Japan's Sumo Stumbles – Searching for Answers in Two-Thousand-Year-Old Lessons

The world of sumo is a violent one, but it has zero tolerance for the bullying abuse of its young trainees. That is the message the Japan Sumo Association has delivered to the Japanese government last week.

Toshimitsu Kitanoumi, a former sumo grand champion who is now the chairman of the association, said the group will try to eliminate physical assaults and abuse from Japan's ancient sport and tradition.

Public attention started with last year's death of 17-year-old sumo wrestler Takashi Saito. After spending a few months at a sumo stable, Saito, who was given a ring name of "Tokitaizan," complained about the severity of the training and repeatedly tried to run away.

In at least one case, Saito apparently fled the stable and returned home. But his parents convinced him to return. The parents had no clue about what their son was going through under the name of training.

"I thought my son was safe with that master and the stable," Masato Saito said in tears at a news conference after the death of his son. "I wish I told him to drop everything and come home."

One night in June last year, Saito was caught by a group of senior wrestlers outside a convenience store as he tried to flee again, according to a police report cited in Japanese media.
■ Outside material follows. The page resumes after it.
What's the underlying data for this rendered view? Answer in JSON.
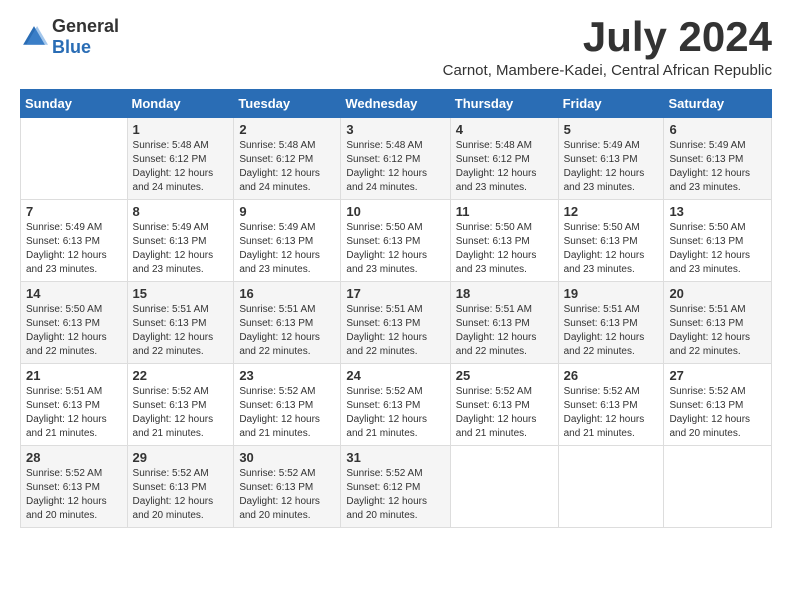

The report said the older wrestlers dragged Saito back for a "special" session. Saito was repeatedly kicked, struck with an aluminum bat and beer bottles until he collapsed, the police report said. The cause of death was listed as physical trauma.

This fatal assault resulted in the arrest of the stable master, Junichi Yamamoto, and three sumo wrestlers. The Japanese public broadcaster NHK reported that Yamamoto told the police he never instructed the wrestlers to physically torture Saito. NHK also reported that the three wrestlers told the police they acted solely on Yamamoto's command when Yamamoto told them to "take care of" Saito.

Despite the outcry over Saito's death, additional incidents of abusive treatment of young wrestlers were occurred, heightening the public's concern about what's going on inside sumo stables. The sumo association set up a review board to prevent future incidents.

Kunihiro Sugiyama covered sumo as a journalist for more than 55 years. "Sumo practice tends to be physical," he said. "Just like any other sport, sumo practice can get very physical. That probably will not change. But the problem is that some masters and wrestlers took advantage of the physical discipline and used it to bully or physically abuse wrestlers. This is unacceptable."

The Japanese perception of sumo has changed over time. Getting tickets to tournaments was as difficult as getting top-selling Broadway show tickets. As popularity of sports such as soccer grew in the 1990's, what used to be one of the nation's most enjoyed pastimes started to suffer dwindling popularity.

Many sumo stables resorted to something unconventional to hold on to sumo fans, like a Web site or even a fan club.

The number of recruits also declined.

"If you were a tall and big boy, people used to tell him he would make a good sumo wrestler," Sugiyama said. "Now with all those sports available to them, sumo is not the only choice for today's kids. The nation also has been experiencing a low birthrate. In this climate, incidents like those certainly do not help attract healthy wrestlers with potential."

Japan's sumo world relies heavily on foreign wrestlers today. The current two grand champions are Mongolians. Roughly 30 percent of high-ranking sumo wrestlers are from foreign countries such as Bulgaria, Russia and Estonia.

"We probably are at a point where we cannot reverse this trend," Sugiyama said, "Japanese are at a juncture where we will have to accept this reality and still find the way to preserve our culture and tradition of sumo."

Respecting seniors and minding one's own manners are just a few examples of lessons sumo can teach. "My boys have learned a lot from Sumo," said Takahiro Yamamoto. His two sons have been practicing sumo at a local junior league in downtown Tokyo. "Incidents like those are very unfortunate because they take away what sumo really represents such as self-control, respect, perseverance – wonderful qualities we have admired all these years."

Sumo does hold its place within the minds of Japanese. More than 50,000 children practice sumo across the nation. Yamamoto's 15-year-old son, Yota, said he felt sumo helps him become strong both physically and mentally. "I do not mind the hard practice because I want to get better," Yota said. "My coaches always do their best to help me get stronger. They are never easy on me but I appreciate the discipline."

Kenji Yoshida, Yota's 70-year-old sumo coach, said sumo prepares children for the real world. "Older kids take care of younger ones, kids respect older ones and show their appreciation," Yoshida said. "We never hit or physically abuse the children but we never let them leave the ring just because they cry. This teaches kids discipline and perseverance."

Self control – another lesson learned through years of practice among sumo wrestlers – is the very quality often lacking among today's wrestlers, according to Sugiyama.

"Sumo professionals need to keep their emotions under control all the time," Sugiyama said. "Sumo is not merely a sport, it is our culture, tradition and heritage. Those who practice sumo need to understand the principle and history behind our ancient ritual and act accordingly. If they have a true appreciation for the art of sumo, there will never be incidents like these."